Chinese 1000 Fishing Boat "Armada" Not Headed To Senkaku Islands, Japan Coast Guard Says

Over the past week much has been made over a picture of what appears to be hundreds of Chinese fishing boats which subsequent media plot goalseeking "assured" was headed toward the Senkaku islands.

Turns out this may have been merely wishful sensationalist thinking on behalf of the press. According to JIJI press, information that a large number of Chinese fishing boats are heading for the Senkaku Islands in Okinawa Prefecture is false, the chief of a Japan Coast Guard office in the southern prefecture said Tuesday. "Hiroshi Majima, who heads the 11th Regional Coast Guard Headquarters in Naha, told Okinawa Lieutenant Governor Yoshiyuki Uehara visiting the office that talk of the fishing season's start and the departures of Chinese boats from their ports may have been misunderstood. According to the coast guard headquarters, China's fishing season stops every year in June-September in the East China Sea, where the islands are located. This year, the ban was lifted on Sunday. According to Uehara, Majima told him said that there is no evidence that Chinese fishing boats are gathering near Okinawa. In their meeting, Uehara requested the coast guard ensure the safety of Okinawa fishermen who operate in waters around to the islands."

So while there may be no 21st century Armada event (yet), it still remains to be seen just how Japan will diffuse the Senkaku situation because last we checked China has not agreed to cede what it certainly believes is its sovereign territory. What is worse is that this is merely the first of many such "disputed" incidents. Depending on how Japan resolves the Senkaku issue, many others may and will come knocking. From Kyodo:

Japan at diplomatic standstill amid multiple territorial disputes


While recent headlines have fixated on a flare-up between Japan and China over competing claims to Japanese-controlled islands in the East China Sea, Tokyo also faces major diplomatic challenges in the form of territorial disputes with South Korea and Russia.

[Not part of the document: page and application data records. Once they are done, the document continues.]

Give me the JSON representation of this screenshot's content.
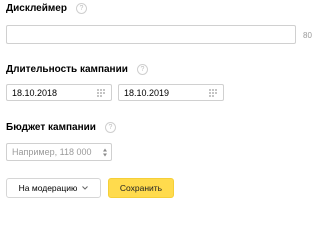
{
  "disclaimer": {
    "title": "Дисклеймер",
    "help": "?",
    "value": "",
    "counter": "80"
  },
  "duration": {
    "title": "Длительность кампании",
    "help": "?",
    "start_date": "18.10.2018",
    "end_date": "18.10.2019"
  },
  "budget": {
    "title": "Бюджет кампании",
    "help": "?",
    "placeholder": "Например, 118 000"
  },
  "actions": {
    "moderation_label": "На модерацию",
    "save_label": "Сохранить"
  },
  "colors": {
    "primary_button": "#ffdb4d",
    "border": "#d0d0d0",
    "muted_text": "#9a9a9a"
  },
  "icons": [
    "help-icon",
    "calendar-icon",
    "spin-arrows-icon",
    "chevron-down-icon"
  ]
}
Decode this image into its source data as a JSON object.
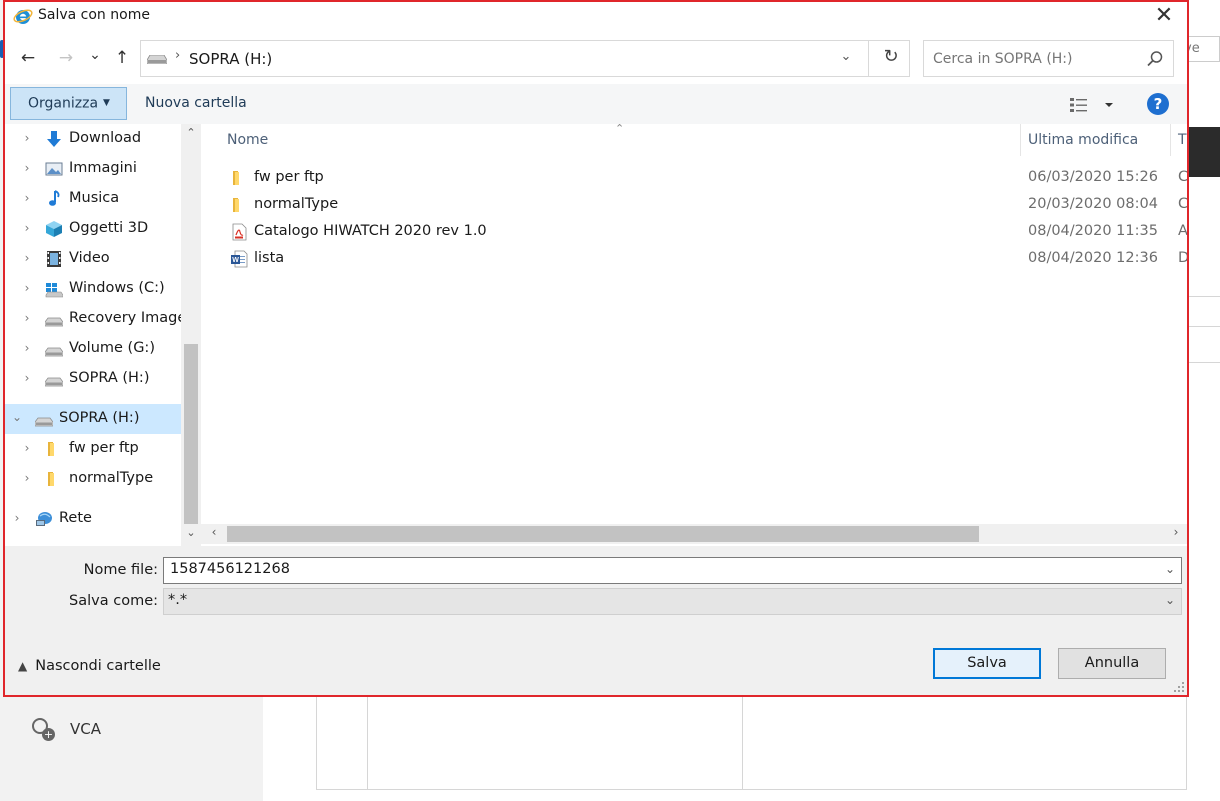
{
  "dialog": {
    "title": "Salva con nome",
    "close_symbol": "✕"
  },
  "nav": {
    "path": "SOPRA (H:)",
    "search_placeholder": "Cerca in SOPRA (H:)",
    "back_symbol": "←",
    "forward_symbol": "→",
    "recent_symbol": "⌄",
    "up_symbol": "↑",
    "dropdown_symbol": "⌄",
    "refresh_symbol": "↻"
  },
  "toolbar": {
    "organize_label": "Organizza",
    "new_folder_label": "Nuova cartella",
    "help_symbol": "?"
  },
  "tree": {
    "items": [
      {
        "label": "Download",
        "icon": "download-icon",
        "expanded": false
      },
      {
        "label": "Immagini",
        "icon": "pictures-icon",
        "expanded": false
      },
      {
        "label": "Musica",
        "icon": "music-icon",
        "expanded": false
      },
      {
        "label": "Oggetti 3D",
        "icon": "3d-objects-icon",
        "expanded": false
      },
      {
        "label": "Video",
        "icon": "video-icon",
        "expanded": false
      },
      {
        "label": "Windows (C:)",
        "icon": "windows-drive-icon",
        "expanded": false
      },
      {
        "label": "Recovery Image",
        "icon": "drive-icon",
        "expanded": false
      },
      {
        "label": "Volume (G:)",
        "icon": "drive-icon",
        "expanded": false
      },
      {
        "label": "SOPRA (H:)",
        "icon": "drive-icon",
        "expanded": false
      },
      {
        "label": "SOPRA (H:)",
        "icon": "drive-icon",
        "expanded": true,
        "selected": true
      },
      {
        "label": "fw per ftp",
        "icon": "folder-icon",
        "expanded": false
      },
      {
        "label": "normalType",
        "icon": "folder-icon",
        "expanded": false
      },
      {
        "label": "Rete",
        "icon": "network-icon",
        "expanded": false
      }
    ]
  },
  "files": {
    "columns": {
      "name": "Nome",
      "modified": "Ultima modifica",
      "type": "Ti"
    },
    "rows": [
      {
        "name": "fw per ftp",
        "date": "06/03/2020 15:26",
        "type": "C",
        "icon": "folder-icon"
      },
      {
        "name": "normalType",
        "date": "20/03/2020 08:04",
        "type": "C",
        "icon": "folder-icon"
      },
      {
        "name": "Catalogo HIWATCH 2020 rev 1.0",
        "date": "08/04/2020 11:35",
        "type": "A",
        "icon": "pdf-icon"
      },
      {
        "name": "lista",
        "date": "08/04/2020 12:36",
        "type": "D",
        "icon": "word-icon"
      }
    ]
  },
  "form": {
    "filename_label": "Nome file:",
    "filename_value": "1587456121268",
    "savetype_label": "Salva come:",
    "savetype_value": "*.*"
  },
  "footer": {
    "hide_folders_label": "Nascondi cartelle",
    "save_label": "Salva",
    "cancel_label": "Annulla"
  },
  "background": {
    "vca_label": "VCA",
    "top_fragment": "ve"
  },
  "colors": {
    "dialog_border": "#e0262b",
    "selection": "#cce8ff",
    "accent": "#0078d7"
  }
}
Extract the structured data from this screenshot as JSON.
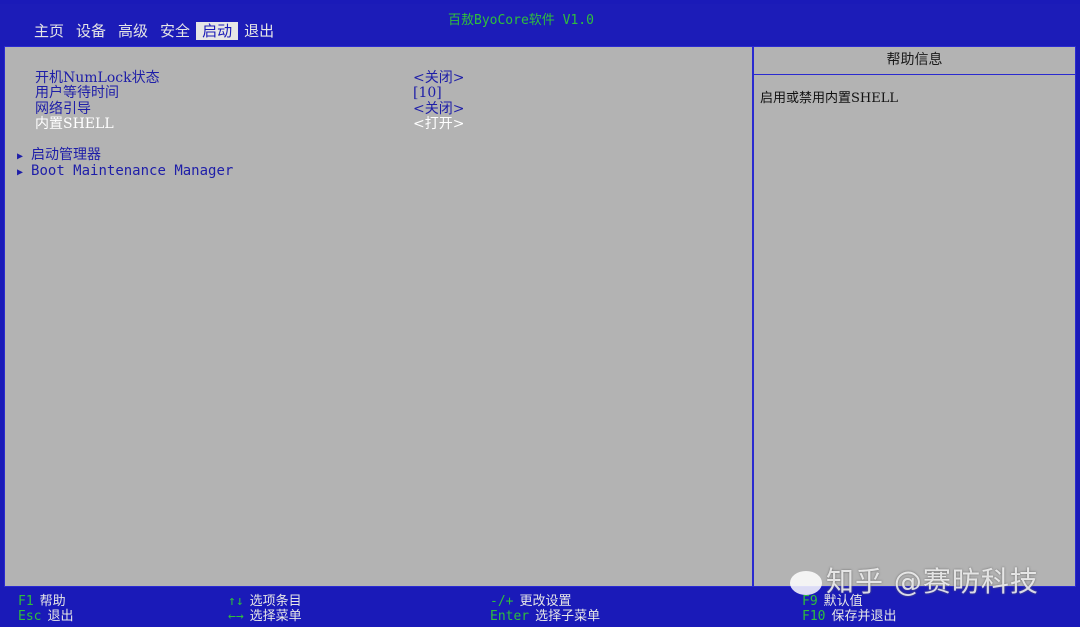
{
  "header": {
    "app_title": "百敖ByoCore软件 V1.0",
    "tabs": [
      "主页",
      "设备",
      "高级",
      "安全",
      "启动",
      "退出"
    ],
    "active_tab": 4
  },
  "options": [
    {
      "label": "开机NumLock状态",
      "value": "<关闭>"
    },
    {
      "label": "用户等待时间",
      "value": "[10]"
    },
    {
      "label": "网络引导",
      "value": "<关闭>"
    },
    {
      "label": "内置SHELL",
      "value": "<打开>",
      "selected": true
    }
  ],
  "submenus": [
    {
      "label": "启动管理器"
    },
    {
      "label": "Boot Maintenance Manager"
    }
  ],
  "help": {
    "title": "帮助信息",
    "text": "启用或禁用内置SHELL"
  },
  "footer": [
    {
      "key": "F1",
      "desc": "帮助"
    },
    {
      "key": "Esc",
      "desc": "退出"
    },
    {
      "key": "↑↓",
      "desc": "选项条目"
    },
    {
      "key": "←→",
      "desc": "选择菜单"
    },
    {
      "key": "-/+",
      "desc": "更改设置"
    },
    {
      "key": "Enter",
      "desc": "选择子菜单"
    },
    {
      "key": "F9",
      "desc": "默认值"
    },
    {
      "key": "F10",
      "desc": "保存并退出"
    }
  ],
  "watermark": "知乎 @赛昉科技",
  "colors": {
    "background_blue": "#1a1ab8",
    "panel_gray": "#b3b3b3",
    "key_green": "#2fbf3c"
  }
}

As anti-Japan protests erupted across China and Chinese vessels closed in on the Senkaku Islands, Prime Minister Yoshihiko Noda's government appeared stunned by China's fierce reactions to Tokyo's purchase of a major part of the islands from a private Japanese owner.


The Sept. 11 purchase of the islands, known to Chinese as Diaoyu, was "aimed not to cause ripples," a Japanese government source said. "I don't understand why it turned out this way."

All that remains is for Japan to eventually yield to China and in the process invite Russia and Korea to demand more concessions, further impairing Japanese nationalist spirits. As it turns out, being caught between a (literal) rock and 3 hard cases may not have been the best of diplomatic positions for the deflating economy to find itself in. But everything in the name of temporary diversions from what is truly important.